[Start of Attachment]
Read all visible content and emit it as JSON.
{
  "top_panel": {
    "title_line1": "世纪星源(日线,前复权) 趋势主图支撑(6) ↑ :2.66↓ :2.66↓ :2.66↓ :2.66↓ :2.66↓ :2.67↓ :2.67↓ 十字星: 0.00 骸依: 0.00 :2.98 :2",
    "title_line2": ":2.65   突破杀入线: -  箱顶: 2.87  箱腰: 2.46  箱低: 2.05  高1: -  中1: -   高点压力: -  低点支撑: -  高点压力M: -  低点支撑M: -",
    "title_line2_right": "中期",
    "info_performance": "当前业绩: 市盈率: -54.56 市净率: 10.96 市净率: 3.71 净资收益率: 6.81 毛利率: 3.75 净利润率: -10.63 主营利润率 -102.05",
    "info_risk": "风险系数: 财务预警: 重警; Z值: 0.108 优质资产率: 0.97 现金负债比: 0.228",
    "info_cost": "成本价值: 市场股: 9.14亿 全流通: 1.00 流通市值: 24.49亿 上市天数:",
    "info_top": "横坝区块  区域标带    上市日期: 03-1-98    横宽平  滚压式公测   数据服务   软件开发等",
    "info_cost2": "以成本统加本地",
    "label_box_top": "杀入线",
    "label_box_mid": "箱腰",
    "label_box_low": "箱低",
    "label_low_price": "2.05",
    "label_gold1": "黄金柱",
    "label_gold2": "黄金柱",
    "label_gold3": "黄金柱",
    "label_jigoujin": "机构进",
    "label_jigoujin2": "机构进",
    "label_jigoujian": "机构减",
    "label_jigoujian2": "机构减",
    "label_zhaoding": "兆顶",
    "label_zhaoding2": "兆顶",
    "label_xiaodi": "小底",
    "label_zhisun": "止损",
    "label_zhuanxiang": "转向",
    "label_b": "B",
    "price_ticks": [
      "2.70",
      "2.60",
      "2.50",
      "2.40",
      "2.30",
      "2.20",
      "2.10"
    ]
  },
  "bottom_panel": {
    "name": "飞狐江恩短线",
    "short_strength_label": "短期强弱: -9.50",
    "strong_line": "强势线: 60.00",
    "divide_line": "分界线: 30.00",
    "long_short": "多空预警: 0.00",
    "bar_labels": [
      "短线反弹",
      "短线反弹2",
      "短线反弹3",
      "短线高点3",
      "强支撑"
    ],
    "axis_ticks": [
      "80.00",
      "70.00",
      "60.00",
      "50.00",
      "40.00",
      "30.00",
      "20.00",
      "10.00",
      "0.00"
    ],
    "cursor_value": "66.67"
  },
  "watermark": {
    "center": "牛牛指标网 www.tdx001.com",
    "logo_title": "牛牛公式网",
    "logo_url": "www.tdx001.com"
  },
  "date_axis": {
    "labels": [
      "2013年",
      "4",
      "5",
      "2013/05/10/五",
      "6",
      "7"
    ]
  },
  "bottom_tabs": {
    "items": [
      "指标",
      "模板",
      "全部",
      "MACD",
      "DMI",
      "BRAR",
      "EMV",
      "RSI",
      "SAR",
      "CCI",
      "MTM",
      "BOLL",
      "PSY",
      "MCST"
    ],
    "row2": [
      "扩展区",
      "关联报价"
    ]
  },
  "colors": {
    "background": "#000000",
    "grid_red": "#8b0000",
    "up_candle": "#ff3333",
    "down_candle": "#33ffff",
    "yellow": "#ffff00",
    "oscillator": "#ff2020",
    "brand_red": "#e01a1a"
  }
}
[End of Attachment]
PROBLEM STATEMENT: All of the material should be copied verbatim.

OUTPUT FOR THIS EXERCISE:
Read all visible content and emit it as JSON.
{
  "top_panel": {
    "title_line1": "世纪星源(日线,前复权) 趋势主图支撑(6) ↑ :2.66↓ :2.66↓ :2.66↓ :2.66↓ :2.66↓ :2.67↓ :2.67↓ 十字星: 0.00 骸依: 0.00 :2.98 :2",
    "title_line2": ":2.65   突破杀入线: -  箱顶: 2.87  箱腰: 2.46  箱低: 2.05  高1: -  中1: -   高点压力: -  低点支撑: -  高点压力M: -  低点支撑M: -",
    "title_line2_right": "中期",
    "info_performance": "当前业绩: 市盈率: -54.56 市净率: 10.96 市净率: 3.71 净资收益率: 6.81 毛利率: 3.75 净利润率: -10.63 主营利润率 -102.05",
    "info_risk": "风险系数: 财务预警: 重警; Z值: 0.108 优质资产率: 0.97 现金负债比: 0.228",
    "info_cost": "成本价值: 市场股: 9.14亿 全流通: 1.00 流通市值: 24.49亿 上市天数:",
    "info_top": "横坝区块  区域标带    上市日期: 03-1-98    横宽平  滚压式公测   数据服务   软件开发等",
    "info_cost2": "以成本统加本地",
    "label_box_top": "杀入线",
    "label_box_mid": "箱腰",
    "label_box_low": "箱低",
    "label_low_price": "2.05",
    "label_gold1": "黄金柱",
    "label_gold2": "黄金柱",
    "label_gold3": "黄金柱",
    "label_jigoujin": "机构进",
    "label_jigoujin2": "机构进",
    "label_jigoujian": "机构减",
    "label_jigoujian2": "机构减",
    "label_zhaoding": "兆顶",
    "label_zhaoding2": "兆顶",
    "label_xiaodi": "小底",
    "label_zhisun": "止损",
    "label_zhuanxiang": "转向",
    "label_b": "B",
    "price_ticks": [
      "2.70",
      "2.60",
      "2.50",
      "2.40",
      "2.30",
      "2.20",
      "2.10"
    ]
  },
  "bottom_panel": {
    "name": "飞狐江恩短线",
    "short_strength_label": "短期强弱: -9.50",
    "strong_line": "强势线: 60.00",
    "divide_line": "分界线: 30.00",
    "long_short": "多空预警: 0.00",
    "bar_labels": [
      "短线反弹",
      "短线反弹2",
      "短线反弹3",
      "短线高点3",
      "强支撑"
    ],
    "axis_ticks": [
      "80.00",
      "70.00",
      "60.00",
      "50.00",
      "40.00",
      "30.00",
      "20.00",
      "10.00",
      "0.00"
    ],
    "cursor_value": "66.67"
  },
  "watermark": {
    "center": "牛牛指标网 www.tdx001.com",
    "logo_title": "牛牛公式网",
    "logo_url": "www.tdx001.com"
  },
  "date_axis": {
    "labels": [
      "2013年",
      "4",
      "5",
      "2013/05/10/五",
      "6",
      "7"
    ]
  },
  "bottom_tabs": {
    "items": [
      "指标",
      "模板",
      "全部",
      "MACD",
      "DMI",
      "BRAR",
      "EMV",
      "RSI",
      "SAR",
      "CCI",
      "MTM",
      "BOLL",
      "PSY",
      "MCST"
    ],
    "row2": [
      "扩展区",
      "关联报价"
    ]
  },
  "colors": {
    "background": "#000000",
    "grid_red": "#8b0000",
    "up_candle": "#ff3333",
    "down_candle": "#33ffff",
    "yellow": "#ffff00",
    "oscillator": "#ff2020",
    "brand_red": "#e01a1a"
  }
}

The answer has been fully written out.